Every individual in your workplace has different ideal working environments. Creating an office that works for both introverts and extroverts requires bespoke solutions. More extroverted people generally enjoy being around larger groups and in spaces in which they can converse with their colleagues. For more introverted people, smaller spaces which accommodate smaller groups are more productive environments. The design of your workspace is crucial in not only the productivity of your team but employee satisfaction.

Conducting a workplace strategy study can help you in gathering data to understand the personality make up of your team, which helps in adapting your workplace to different work styles and ensuring your physical office environment works well for varying personalities. Doing so will not only increase the productivity of your workers but will also make them happier and more comfortable at work each day.

A woman is shown working on her own in a quiet work zone.

Open office spaces vs closed office spaces

Working from home has given everyone an element of privacy at work which they may have never experienced before. Introverted people generally are more sensitive to loud environments so a great way to accommodate for this personality type is with more closed spaces, for example phone booths or small private rooms. Some people prefer to make phone calls in a private setting, and this is particularly pertinent as we return to work post lockdown. Providing these smaller closed style spaces allows for the privacy of remote working to continue in the workplace.

On the other hand, some of your workers may have struggled with the isolation that came from working from home and are eager to be with their team once again. Extroverted people have been proven to be able to focus better in noisy environments and thrive on social interaction. This type of personality needs plenty of break out areas for socialising and shared workstations that enable them to collaborate easily. This will accommodate for those who are most productive around the company of others.

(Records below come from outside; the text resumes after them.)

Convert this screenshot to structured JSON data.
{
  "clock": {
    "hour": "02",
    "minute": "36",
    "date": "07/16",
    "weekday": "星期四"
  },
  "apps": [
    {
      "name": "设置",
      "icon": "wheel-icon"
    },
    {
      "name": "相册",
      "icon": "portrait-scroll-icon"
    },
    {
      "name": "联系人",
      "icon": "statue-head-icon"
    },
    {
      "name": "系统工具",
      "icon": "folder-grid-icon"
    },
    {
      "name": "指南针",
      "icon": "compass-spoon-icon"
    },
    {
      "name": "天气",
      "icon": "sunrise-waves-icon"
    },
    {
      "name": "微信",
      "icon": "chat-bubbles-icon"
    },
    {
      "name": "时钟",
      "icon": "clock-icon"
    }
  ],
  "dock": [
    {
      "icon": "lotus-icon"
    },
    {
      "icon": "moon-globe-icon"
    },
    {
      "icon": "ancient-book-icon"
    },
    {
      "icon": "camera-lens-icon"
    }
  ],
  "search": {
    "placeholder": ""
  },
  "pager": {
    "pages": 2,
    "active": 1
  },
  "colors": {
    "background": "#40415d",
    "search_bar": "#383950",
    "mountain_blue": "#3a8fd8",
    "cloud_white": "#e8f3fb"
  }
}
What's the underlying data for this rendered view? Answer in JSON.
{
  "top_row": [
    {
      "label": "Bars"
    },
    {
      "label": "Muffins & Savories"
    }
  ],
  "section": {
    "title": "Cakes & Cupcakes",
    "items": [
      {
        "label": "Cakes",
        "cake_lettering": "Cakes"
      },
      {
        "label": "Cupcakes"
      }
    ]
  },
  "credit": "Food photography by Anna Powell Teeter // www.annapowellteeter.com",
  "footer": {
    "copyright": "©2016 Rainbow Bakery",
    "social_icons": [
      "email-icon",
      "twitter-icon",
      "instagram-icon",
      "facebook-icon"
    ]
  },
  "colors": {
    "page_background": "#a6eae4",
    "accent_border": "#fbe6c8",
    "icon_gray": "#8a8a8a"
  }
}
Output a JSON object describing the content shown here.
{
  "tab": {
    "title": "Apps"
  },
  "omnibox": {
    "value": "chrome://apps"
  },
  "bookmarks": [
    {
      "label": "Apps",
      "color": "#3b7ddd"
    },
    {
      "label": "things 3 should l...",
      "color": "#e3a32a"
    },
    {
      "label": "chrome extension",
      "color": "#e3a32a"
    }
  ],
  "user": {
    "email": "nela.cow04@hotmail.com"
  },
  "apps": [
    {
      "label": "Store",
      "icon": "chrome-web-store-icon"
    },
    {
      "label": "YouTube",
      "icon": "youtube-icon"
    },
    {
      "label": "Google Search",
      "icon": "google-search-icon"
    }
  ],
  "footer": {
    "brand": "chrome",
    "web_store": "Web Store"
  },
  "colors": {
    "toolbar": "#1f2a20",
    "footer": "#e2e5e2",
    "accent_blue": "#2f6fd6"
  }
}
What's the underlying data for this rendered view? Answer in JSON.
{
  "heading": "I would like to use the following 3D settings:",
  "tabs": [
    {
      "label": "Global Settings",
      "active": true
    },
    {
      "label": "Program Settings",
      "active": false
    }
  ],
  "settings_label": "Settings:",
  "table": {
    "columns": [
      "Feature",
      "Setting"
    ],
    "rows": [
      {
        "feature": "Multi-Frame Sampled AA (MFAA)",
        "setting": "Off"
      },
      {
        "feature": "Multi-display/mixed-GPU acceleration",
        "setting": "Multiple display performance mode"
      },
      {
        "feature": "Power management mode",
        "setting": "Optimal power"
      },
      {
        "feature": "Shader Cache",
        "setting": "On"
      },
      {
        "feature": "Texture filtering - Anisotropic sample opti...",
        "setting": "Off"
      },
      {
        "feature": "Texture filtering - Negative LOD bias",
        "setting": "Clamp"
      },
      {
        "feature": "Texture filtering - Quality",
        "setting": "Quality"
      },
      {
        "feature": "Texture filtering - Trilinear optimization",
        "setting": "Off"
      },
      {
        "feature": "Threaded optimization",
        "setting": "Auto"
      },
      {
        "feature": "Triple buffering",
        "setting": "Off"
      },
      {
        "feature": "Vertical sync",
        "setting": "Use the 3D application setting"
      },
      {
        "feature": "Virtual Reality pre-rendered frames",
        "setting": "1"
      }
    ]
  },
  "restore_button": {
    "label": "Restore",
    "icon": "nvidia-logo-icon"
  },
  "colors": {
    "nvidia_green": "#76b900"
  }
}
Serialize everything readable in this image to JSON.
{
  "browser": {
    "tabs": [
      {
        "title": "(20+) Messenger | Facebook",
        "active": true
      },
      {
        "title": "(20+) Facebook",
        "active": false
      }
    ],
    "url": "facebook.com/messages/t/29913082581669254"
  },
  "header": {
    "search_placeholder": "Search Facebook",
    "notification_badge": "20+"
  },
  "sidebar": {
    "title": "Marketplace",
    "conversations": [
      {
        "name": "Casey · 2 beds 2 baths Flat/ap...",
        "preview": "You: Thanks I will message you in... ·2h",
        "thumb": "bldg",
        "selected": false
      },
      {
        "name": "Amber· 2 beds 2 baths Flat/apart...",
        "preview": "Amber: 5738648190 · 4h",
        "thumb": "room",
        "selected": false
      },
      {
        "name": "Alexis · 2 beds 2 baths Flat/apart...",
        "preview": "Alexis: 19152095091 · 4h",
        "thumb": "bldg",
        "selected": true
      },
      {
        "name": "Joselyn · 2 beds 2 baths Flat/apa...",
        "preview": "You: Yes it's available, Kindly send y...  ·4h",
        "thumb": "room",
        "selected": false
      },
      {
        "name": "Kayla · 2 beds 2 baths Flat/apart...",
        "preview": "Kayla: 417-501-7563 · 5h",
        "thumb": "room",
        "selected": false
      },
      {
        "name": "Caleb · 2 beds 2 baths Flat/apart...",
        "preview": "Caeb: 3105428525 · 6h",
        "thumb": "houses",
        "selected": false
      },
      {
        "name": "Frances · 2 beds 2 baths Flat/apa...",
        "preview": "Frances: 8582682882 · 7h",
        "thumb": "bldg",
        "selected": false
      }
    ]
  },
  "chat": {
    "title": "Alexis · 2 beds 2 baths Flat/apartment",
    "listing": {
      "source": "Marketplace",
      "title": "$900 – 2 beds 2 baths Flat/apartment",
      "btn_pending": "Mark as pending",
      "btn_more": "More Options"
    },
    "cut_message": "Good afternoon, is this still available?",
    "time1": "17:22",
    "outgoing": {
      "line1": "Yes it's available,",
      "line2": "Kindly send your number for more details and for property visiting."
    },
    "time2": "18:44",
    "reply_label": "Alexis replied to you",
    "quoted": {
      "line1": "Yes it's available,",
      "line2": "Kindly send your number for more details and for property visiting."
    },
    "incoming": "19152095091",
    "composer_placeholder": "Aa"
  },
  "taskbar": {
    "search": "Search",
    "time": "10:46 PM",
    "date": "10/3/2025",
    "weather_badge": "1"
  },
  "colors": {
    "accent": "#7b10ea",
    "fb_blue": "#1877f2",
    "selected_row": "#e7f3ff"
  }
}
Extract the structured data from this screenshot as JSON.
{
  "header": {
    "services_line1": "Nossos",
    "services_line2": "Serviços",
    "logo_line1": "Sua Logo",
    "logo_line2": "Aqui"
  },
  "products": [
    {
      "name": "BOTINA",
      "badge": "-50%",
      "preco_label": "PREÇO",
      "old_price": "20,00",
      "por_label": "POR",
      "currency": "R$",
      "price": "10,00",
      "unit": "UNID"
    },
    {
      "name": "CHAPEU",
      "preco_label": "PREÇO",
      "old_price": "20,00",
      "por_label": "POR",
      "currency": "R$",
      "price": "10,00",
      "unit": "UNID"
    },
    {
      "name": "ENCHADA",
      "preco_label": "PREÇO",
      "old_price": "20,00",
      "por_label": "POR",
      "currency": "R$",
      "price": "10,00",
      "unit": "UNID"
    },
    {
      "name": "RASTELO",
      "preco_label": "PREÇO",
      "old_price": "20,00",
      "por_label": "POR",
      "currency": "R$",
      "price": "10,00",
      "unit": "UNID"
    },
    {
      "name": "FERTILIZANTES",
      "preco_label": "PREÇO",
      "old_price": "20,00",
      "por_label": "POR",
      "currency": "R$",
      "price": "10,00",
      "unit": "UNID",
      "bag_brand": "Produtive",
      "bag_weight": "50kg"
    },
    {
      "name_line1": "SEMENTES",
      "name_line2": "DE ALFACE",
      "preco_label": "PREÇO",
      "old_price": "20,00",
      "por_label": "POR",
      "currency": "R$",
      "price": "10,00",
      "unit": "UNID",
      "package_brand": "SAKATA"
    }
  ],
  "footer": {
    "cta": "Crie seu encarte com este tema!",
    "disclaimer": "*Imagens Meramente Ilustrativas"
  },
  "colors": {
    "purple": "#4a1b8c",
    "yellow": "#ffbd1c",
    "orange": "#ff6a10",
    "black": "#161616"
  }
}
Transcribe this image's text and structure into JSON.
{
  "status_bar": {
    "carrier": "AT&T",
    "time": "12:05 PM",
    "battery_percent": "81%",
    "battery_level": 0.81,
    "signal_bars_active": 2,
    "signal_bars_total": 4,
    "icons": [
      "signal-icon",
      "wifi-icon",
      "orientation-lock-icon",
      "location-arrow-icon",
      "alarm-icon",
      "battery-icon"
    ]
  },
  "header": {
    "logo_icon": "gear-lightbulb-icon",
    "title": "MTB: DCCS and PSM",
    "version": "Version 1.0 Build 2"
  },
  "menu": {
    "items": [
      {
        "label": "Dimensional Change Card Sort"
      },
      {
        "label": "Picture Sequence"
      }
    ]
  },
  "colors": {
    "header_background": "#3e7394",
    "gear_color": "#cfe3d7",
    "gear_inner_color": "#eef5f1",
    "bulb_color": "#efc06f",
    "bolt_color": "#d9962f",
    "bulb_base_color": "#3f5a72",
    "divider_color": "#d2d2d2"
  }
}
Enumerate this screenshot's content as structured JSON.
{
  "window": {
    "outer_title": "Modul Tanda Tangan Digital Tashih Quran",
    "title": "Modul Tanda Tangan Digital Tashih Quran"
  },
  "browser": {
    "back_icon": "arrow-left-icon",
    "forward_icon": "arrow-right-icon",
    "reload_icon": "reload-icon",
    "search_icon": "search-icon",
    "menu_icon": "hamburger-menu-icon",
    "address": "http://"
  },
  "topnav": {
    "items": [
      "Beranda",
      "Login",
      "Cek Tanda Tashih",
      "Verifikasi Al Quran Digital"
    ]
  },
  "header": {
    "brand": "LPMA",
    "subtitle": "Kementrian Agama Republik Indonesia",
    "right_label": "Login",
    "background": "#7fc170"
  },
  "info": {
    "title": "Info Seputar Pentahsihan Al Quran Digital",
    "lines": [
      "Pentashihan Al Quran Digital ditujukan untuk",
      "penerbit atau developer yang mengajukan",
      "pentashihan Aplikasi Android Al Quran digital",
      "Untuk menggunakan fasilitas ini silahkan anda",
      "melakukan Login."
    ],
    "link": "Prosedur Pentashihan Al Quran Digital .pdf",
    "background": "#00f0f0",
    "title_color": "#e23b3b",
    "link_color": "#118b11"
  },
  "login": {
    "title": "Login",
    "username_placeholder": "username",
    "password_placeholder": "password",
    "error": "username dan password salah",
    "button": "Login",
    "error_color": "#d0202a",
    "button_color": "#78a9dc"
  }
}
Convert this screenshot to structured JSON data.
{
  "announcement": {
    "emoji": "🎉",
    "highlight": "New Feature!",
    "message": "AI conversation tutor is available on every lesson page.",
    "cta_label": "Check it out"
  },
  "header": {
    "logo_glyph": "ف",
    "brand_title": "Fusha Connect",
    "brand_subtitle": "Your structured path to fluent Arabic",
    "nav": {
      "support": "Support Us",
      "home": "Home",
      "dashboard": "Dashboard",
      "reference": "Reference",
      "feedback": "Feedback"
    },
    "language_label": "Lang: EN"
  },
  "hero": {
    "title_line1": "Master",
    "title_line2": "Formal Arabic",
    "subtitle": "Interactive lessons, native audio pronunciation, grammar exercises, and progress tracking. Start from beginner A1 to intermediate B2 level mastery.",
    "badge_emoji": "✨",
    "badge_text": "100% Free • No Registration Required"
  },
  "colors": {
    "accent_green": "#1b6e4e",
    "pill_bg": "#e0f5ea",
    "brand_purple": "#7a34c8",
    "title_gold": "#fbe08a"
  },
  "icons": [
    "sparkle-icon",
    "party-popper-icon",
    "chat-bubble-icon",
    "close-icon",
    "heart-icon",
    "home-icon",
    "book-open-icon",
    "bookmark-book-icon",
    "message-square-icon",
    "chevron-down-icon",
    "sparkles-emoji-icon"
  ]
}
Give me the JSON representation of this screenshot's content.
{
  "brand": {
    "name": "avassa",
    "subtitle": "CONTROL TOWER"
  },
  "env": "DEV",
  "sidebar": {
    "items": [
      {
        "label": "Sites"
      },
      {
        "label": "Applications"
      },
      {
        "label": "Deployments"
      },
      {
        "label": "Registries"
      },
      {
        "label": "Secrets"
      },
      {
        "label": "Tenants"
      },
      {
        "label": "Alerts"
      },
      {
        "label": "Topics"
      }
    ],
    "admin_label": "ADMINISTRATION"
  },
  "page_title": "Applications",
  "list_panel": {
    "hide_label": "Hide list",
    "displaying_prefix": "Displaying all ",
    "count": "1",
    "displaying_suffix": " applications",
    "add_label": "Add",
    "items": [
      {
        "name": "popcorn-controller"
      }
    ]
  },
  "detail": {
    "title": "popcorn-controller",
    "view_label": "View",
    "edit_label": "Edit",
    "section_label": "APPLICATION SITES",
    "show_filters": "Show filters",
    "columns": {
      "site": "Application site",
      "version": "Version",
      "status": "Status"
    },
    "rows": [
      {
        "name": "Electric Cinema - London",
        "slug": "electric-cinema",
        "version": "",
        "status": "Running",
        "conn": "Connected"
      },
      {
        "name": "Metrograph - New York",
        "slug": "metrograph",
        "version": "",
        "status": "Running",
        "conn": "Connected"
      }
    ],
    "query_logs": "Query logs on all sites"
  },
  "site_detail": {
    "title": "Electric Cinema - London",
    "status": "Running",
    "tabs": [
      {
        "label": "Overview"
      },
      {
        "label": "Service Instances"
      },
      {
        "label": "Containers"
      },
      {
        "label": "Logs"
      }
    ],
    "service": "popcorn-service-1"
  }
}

Providing a variety of spaces in your workplace means that your hub becomes an agile one in which all of your team feel comfortable and able to work to their best ability.

High energy zones vs low energy zones

The way in which your workplace is designed sets a certain ambience in the space. The use of colour, biophilia (link to insight), lighting etc can all play a part in setting a mood in the workplace. Some of your workers might thrive in high energy zones, bright, loud and reviving spaces which are often great for boosting morale, brain storming sessions and socialising.

However, some of your team may find this type of environment overwhelming or even too distracting. They may prefer and feel more comfortable in a lower energy zone, one which is tranquil and calm. These zones can work better for focus sessions and when you just prefer to work in a quiet environment.

You can ensure there are areas for all energy levels whilst still embodying your branding. Variety in the workplace will mean that you are pleasing a larger range of people. Whether it’s the slight tweaking of the tones of colours, the size of spaces or acoustic panelling to control noise, you can appeal to the whole of your team whilst still showcasing your brand.

Ensuring your workplace is future-thinking is key to creating an environment in which workers want to return to after the pandemic and this ultimately comes down to providing choice. A flexible workspace which appeals to every personality type is now something that many job seekers see as a benefit in workplaces, making your organisation more attractive to new talent.

If you need help understanding the needs of your workforce and how the design of your workplace is key to making it a productive and positive environment for everyone then get in touch today.

Research and Insights